"We were pulling for Carson because Carson is practically in my council district," Buscaino said. "But I still feel that having our beloved Rams in Los Angeles is a win not only for Inglewood, but for this entire region, which has been thirsting for a football team for decades."
Carson Mayor Albert Robles said the city’s NFL bid “put Carson on the map.”
“In just a few short months, our city attorney’s office and the council put together one of the most complicated transactions in Southern California in decades,” Robles said in a statement Tuesday evening.
Robles said the city will now move forward with its original plan for building out its 157-acre property “with one of the nation’s largest commercial developers.”
The NFL development agreement will expire in April, freeing Carson from its commitment to the two football teams.
Andy Hogan was just 5 when the Rams left Southern California. His father and grandfather were season ticket holders -- both at the Coliseum and Anaheim Stadium.
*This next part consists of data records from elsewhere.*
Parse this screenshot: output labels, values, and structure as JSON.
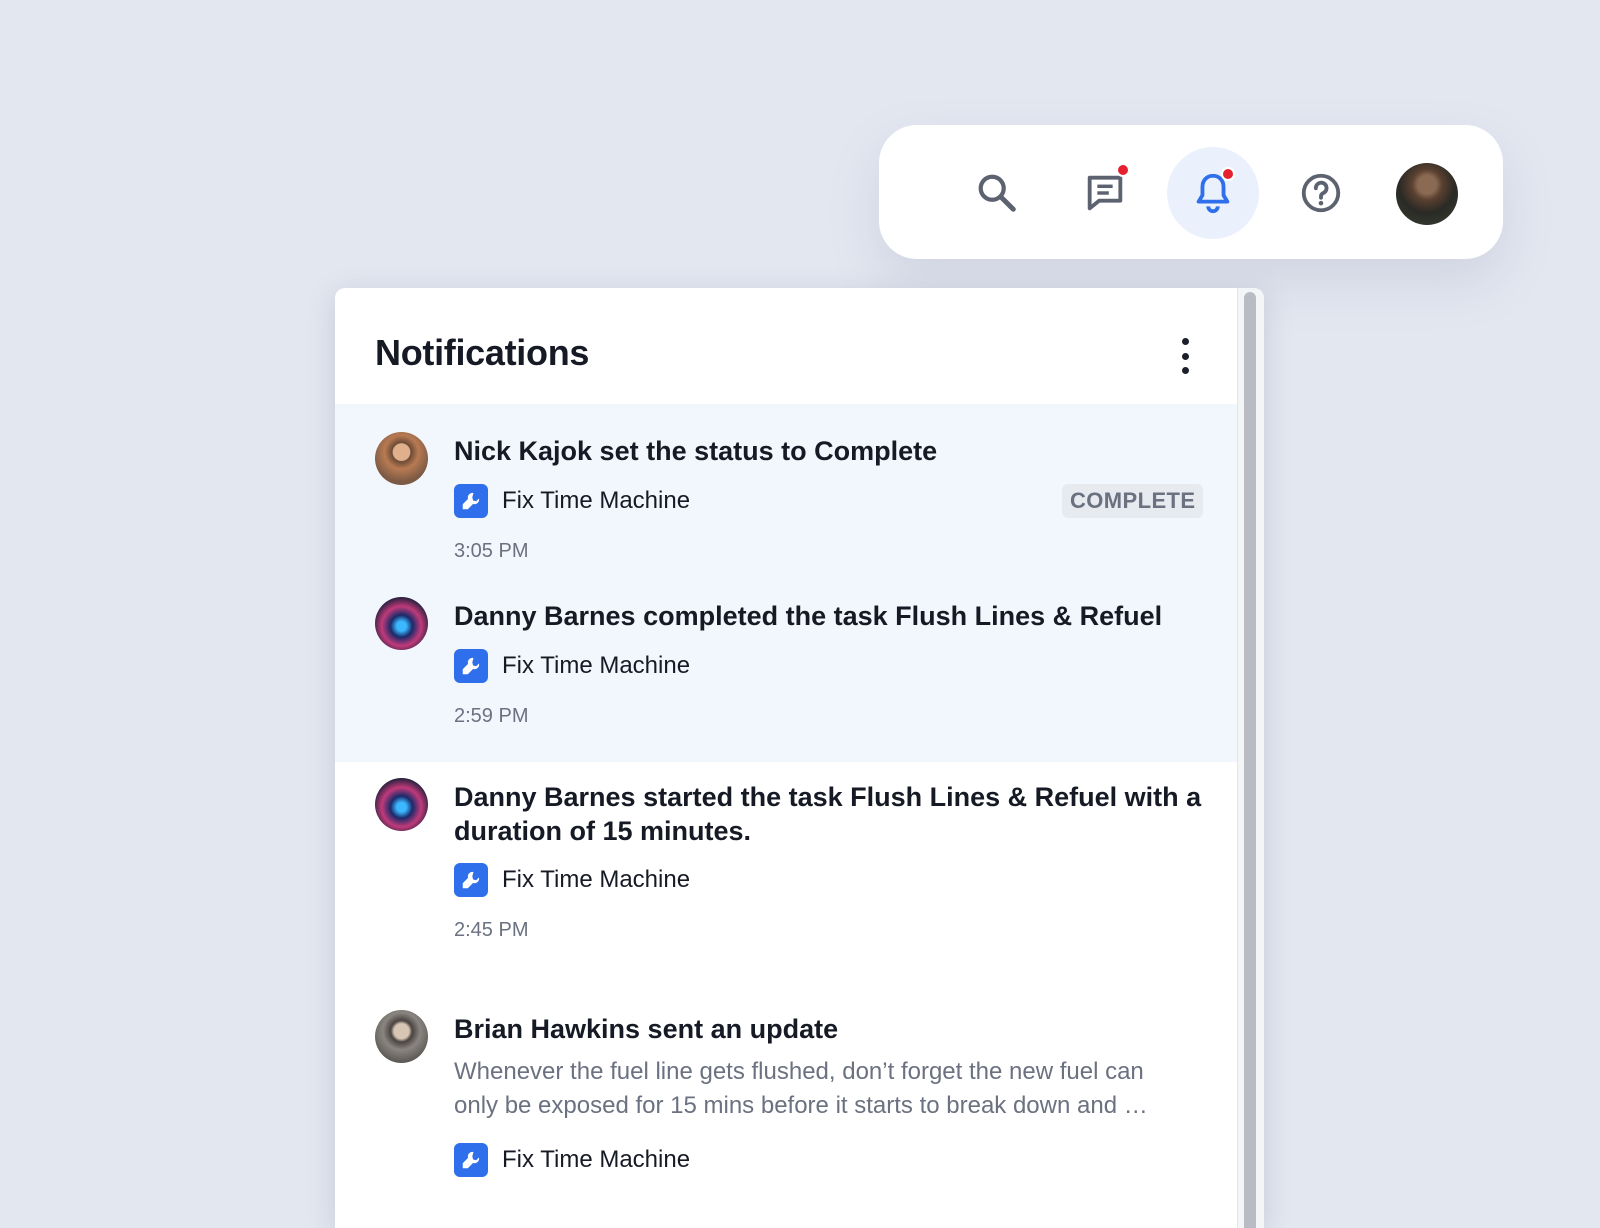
{
  "toolbar": {
    "icons": [
      "search-icon",
      "chat-icon",
      "bell-icon",
      "help-icon",
      "avatar"
    ],
    "active": "bell-icon",
    "accent": "#2f6fec",
    "badge_color": "#e5212f"
  },
  "panel": {
    "title": "Notifications",
    "menu_icon": "more-vertical-icon"
  },
  "notifications": [
    {
      "title": "Nick Kajok set the status to Complete",
      "project": "Fix Time Machine",
      "status": "COMPLETE",
      "time": "3:05 PM",
      "unread": true
    },
    {
      "title": "Danny Barnes completed the task Flush Lines & Refuel",
      "project": "Fix Time Machine",
      "time": "2:59 PM",
      "unread": true
    },
    {
      "title": "Danny Barnes started the task Flush Lines & Refuel with a duration of 15 minutes.",
      "project": "Fix Time Machine",
      "time": "2:45 PM",
      "unread": false
    },
    {
      "title": "Brian Hawkins sent an update",
      "body": "Whenever the fuel line gets flushed, don’t forget the new fuel can only be exposed for 15 mins before it starts to break down and …",
      "project": "Fix Time Machine",
      "unread": false
    }
  ]
}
He still has photos himself in a Rams onesie as a toddler.
“My dad said we might need to go back [into the] attic to bring back some of the old stuff,” Hogan said.
Hogan, who was mostly a college football fan, said he became interested in the Rams when he saw a story about them possibly moving back to L.A. in 2009. He said he quickly learned the team’s history and started a Facebook page supporting the move, which developed a following just as quickly.
He too sees the Rams as “Los Angeles’, Orange County’s, Southern California’s team.”
“The Rams have that history,” he said. “I’ve always felt like the Rams could have been and should be the unifying force. ... Like the Bears in Chicago.”
Micah Farias is still holding out hope that the Chargers will move to the L.A. area. The 29-year-old was on a college trip to San Diego when it hit him: His hometown didn’t have an NFL team. The Downey native is part of what he calls a “skipped” generation of Angelenos who nearly missed football altogether.
Farias, co-founder and editor of the “Los Angeles Area Chargers Fans” Facebook group, said he fell in love with the Bolts after watching a classic Chargers-Raiders rivalry game.
To him, the Chargers “basically represent Southern California.” The team played in Los Angeles in 1960 before moving to San Diego in 1961.
But that’s only part of the reason Farias says they’re the best fit for L.A.:
Angelenos have watched the Chargers on local television for years -- when the games aren't blacked out due to low attendance, and he said that anytime he drives down the 405 Freeway to a game, he passes car after car plastered with lightning bolts.
“I root for the home team,” Farias said. “They were always the home team for me.”
The Rams “are” Southern California to Tom Bateman’s twin brother, Dennis, who helps run the Bring Back the Los Angeles Rams Facebook page. Their arrival helped football grow on the West Coast, nudged along desegregation efforts and filled the Coliseum for years, he said.
The team had local players, exciting helmets and colors that looked great on television, he said.
“There are so many firsts that people don’t know about,” Bateman, 44, said. “They have 49 years of history to build on.”
When Dennis Bateman graduated from Marine boot camp in October 1989, his dad asked what he wanted to do.
“It was my first taste of freedom and I said: ‘I want to see my Rams play,’” Bateman said.
So he did. And his team beat the Atlanta Falcons to improve to 5-0 and become the only undefeated team in the league to that point in the season.
Decades later, Bateman said, he still remembers the feeling -- it was better than going to Disneyland as a child.
Staff writers Emily Alpert Reyes and David Zahniser contributed to this report.